Struggling energy firms slash jobs and salaries

A PT Pertamina worker climbs on a gauge at a crude oil well on Bunyu island, Indonesia's East Kalimantan province in this Feb 8, 2011 file photo.
A PT Pertamina worker climbs on a gauge at a crude oil well on Bunyu island, Indonesia's East Kalimantan province in this Feb 8, 2011 file photo. PHOTO: REUTERS

The relentless decline in crude oil prices to 12-year lows spells trouble for job seekers in energy-related fields here, say recruitment specialists.

The number of jobs is dwindling while those already employed in the industry face pay cuts as firms move to rein in costs.

Mr Brett Marsh, managing director of South and Central Asia at EarthStream Global, told The Straits Times yesterday that the number of job vacancies across the oil and gas and offshore sectors has fallen by more than half over the past 12 months.

"Many of those jobs affected are high-cost related functions, such as specialist engineers," noted Mr Marsh. "Companies are not signing off these budgets because projects have been put on hold and new vessels are not being chartered to the extent they were previously.

"It's a knock-on effect from the low oil prices, because these organisations are stimulated by projects. Without a continuous pipeline of projects, it's just not economical to hire."

Energy and offshore firms here have been hit hard since anaemic global demand coupled with a still-growing supply glut started sending oil prices falling sharply in June 2014.

Oil majors such as Shell and Chevron have announced plans to axe jobs by the thousand across their global operations, while smaller players here, including Vard Holdings, Ezra Holdings and Otto Marine, have taken steps to reduce their headcount.

PROJECTS ON HOLD

Many of those jobs affected are high-cost related functions, such as specialist engineers. Companies are not signing off these budgets because projects have been put on hold and new vessels are not being chartered to the extent they were previously.

MR BRETT MARSH, managing director of South and Central Asia at EarthStream Global, on the sharp drop in job vacancies in the energy sector.

The downturn in the industry shows little sign of abating, especially with Brent crude sliding below US$30 a barrel for the first time since 2004 last week.

Mr David Leong, managing director of human resource firm People Worldwide Consulting, said the oil and gas industry is witnessing a "severe contraction" in hiring as many companies are bracing themselves for a protracted dry spell.

Besides reducing staff, pay cuts are also on the table, noted Mr Leong, with some companies slashing salaries by 20 per cent while lowering wages for incoming staff by 10 to 15 per cent.

A typical general manager could see his monthly salary of $15,000 cut to $12,000.

"Generally, the market is freezing up and salaries will likely head even lower or, at best, stay at the same level," he said.

Mr Leong also noted that companies are increasingly opting for contractors instead of making permanent hires under their own payrolls, which translates to lower costs.

"The demand for contractors has grown somewhat as the main yards and owners are outsourcing production parts and assembly to contractors," he said. 

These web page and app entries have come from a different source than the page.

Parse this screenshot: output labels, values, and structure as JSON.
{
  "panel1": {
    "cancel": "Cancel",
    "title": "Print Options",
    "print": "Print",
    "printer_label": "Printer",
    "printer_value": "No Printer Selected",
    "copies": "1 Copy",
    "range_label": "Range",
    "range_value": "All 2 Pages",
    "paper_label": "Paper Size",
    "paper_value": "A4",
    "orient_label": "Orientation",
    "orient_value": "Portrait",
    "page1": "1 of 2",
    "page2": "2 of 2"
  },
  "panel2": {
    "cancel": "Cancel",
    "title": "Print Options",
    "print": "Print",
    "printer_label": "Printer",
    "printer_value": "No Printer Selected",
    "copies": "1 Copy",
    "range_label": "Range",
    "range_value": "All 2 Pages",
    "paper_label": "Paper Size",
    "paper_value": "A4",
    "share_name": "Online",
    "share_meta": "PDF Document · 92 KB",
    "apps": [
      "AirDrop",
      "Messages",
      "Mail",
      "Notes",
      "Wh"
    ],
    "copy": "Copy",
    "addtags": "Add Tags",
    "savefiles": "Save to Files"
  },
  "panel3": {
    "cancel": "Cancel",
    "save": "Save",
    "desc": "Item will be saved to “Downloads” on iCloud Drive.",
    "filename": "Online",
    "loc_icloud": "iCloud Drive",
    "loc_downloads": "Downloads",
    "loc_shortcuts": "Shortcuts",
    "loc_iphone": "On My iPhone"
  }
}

"The outlook is bleak, particularly for the major players in the field. Many owners and large contractors in the key markets are going under and filing for bankruptcy and this will have a severe impact for downstream players in Singapore."

Mr Marsh said: "It's a challenging year ahead, particularly as oil prices are expected to continue to go downwards.

"Even if you do see an uplift in oil prices, it will have to be sustained over a period of time before there is any effect on the (labour) marketplace."

Recruitment firm Hays noted in a recent report on the oil and gas sector that job security has been a big issue for many over the past 12 months and "promises to be so for the coming year also".

Jacqueline Woo

Correction note: An earlier version of the graphic stated that though the US does not export crude oil, it now imports much less, creating a lot of spare supply. This is incorrect. The US made its first export of crude oil in four decades earlier this month.

A version of this article appeared in the print edition of The Straits Times on January 18, 2016, with the headline 'Struggling energy firms slash jobs and salaries'. Print Edition | Subscribe